Antiquities of Samarkand. Madrasah of Nadir Divan-Begi. Inner Door. View of One-Storied Cells Surrounding the Inner Courtyard

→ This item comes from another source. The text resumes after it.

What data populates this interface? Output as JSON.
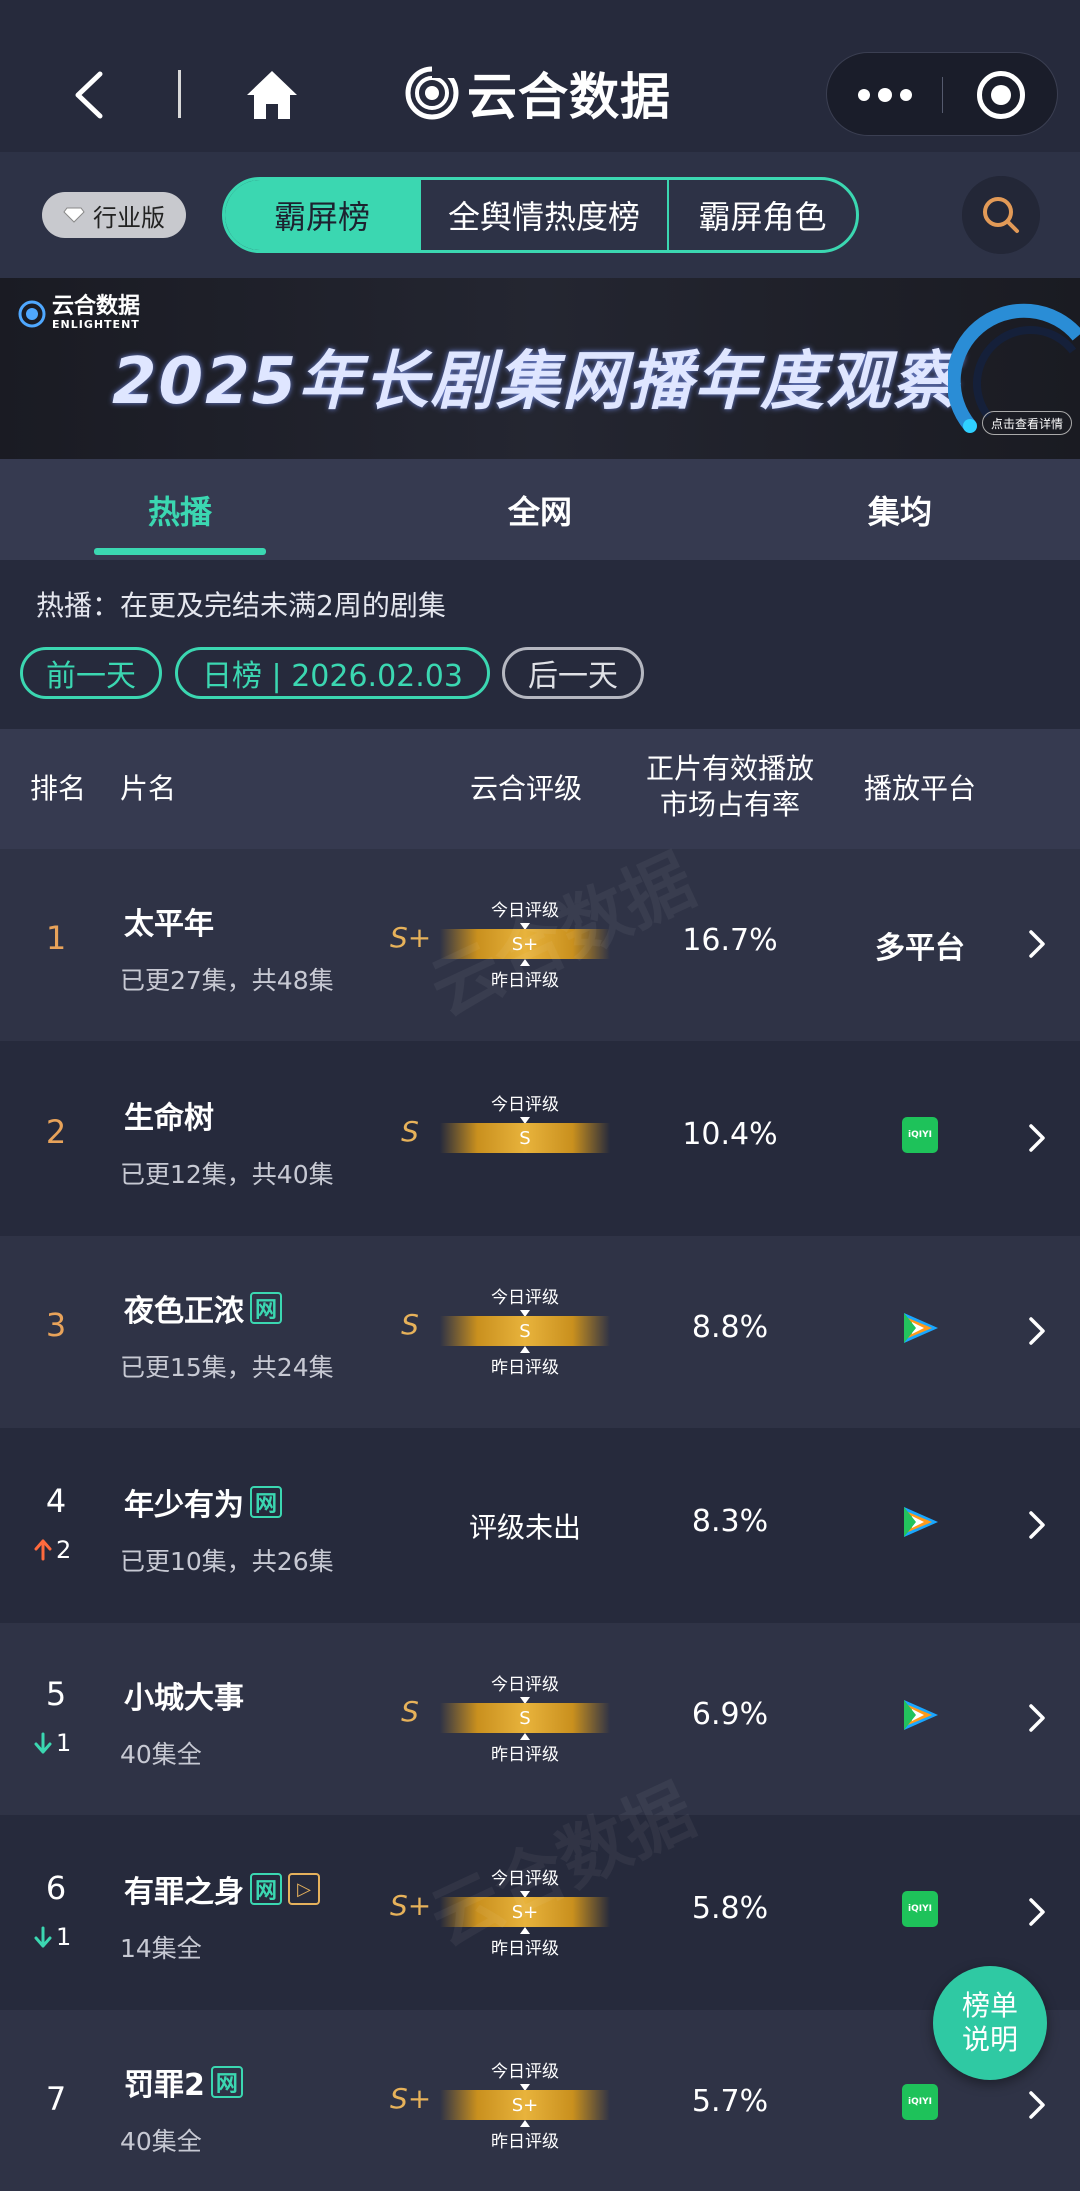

This photograph of the Nadir Divan-Begi Madrasah in Samarkand (Uzbekistan) is from the archeological part of Turkestan Album. The six-volume photographic survey was produced in 1871-72 under the patronage of General Konstantin P. von Kaufman, the first governor-general (1867-82) of Turkestan, as the Russian Empire’s Central Asian territories were called. The album devotes special attention to Samarkand’s Islamic architectural heritage. Located next to the Khodzha Akhrar shrine, this madrasah (religious school) was completed in 1631 by Nadir Divan-Begi, vizier to the Bukharan ruler Imam-Quli Khan. The madrasah was planned as a rectangular courtyard enclosed by a one-story arcaded cloister for scholars and a mosque at one end. This view shows three cells (khujras) on the left side of the south cloister. Each arched cell has a lattice window above the low door. The standing figures give an idea of the scale. Although the facade shows major losses of ceramic ornamentation, it is clear that the arch niches, as well as the outer facade, were covered in a rich array of polychrome tiles with floral and geometric designs. The lower part of the wall was originally surfaced in stone. A brick passageway elevates the arcade from the cobbled courtyard. On the far right is the edge of the iwan arch at the center of the south cloister.
- acku Afghanistan
- Image Size
- 2293x1800 / 648.9KB
- Contained in galleries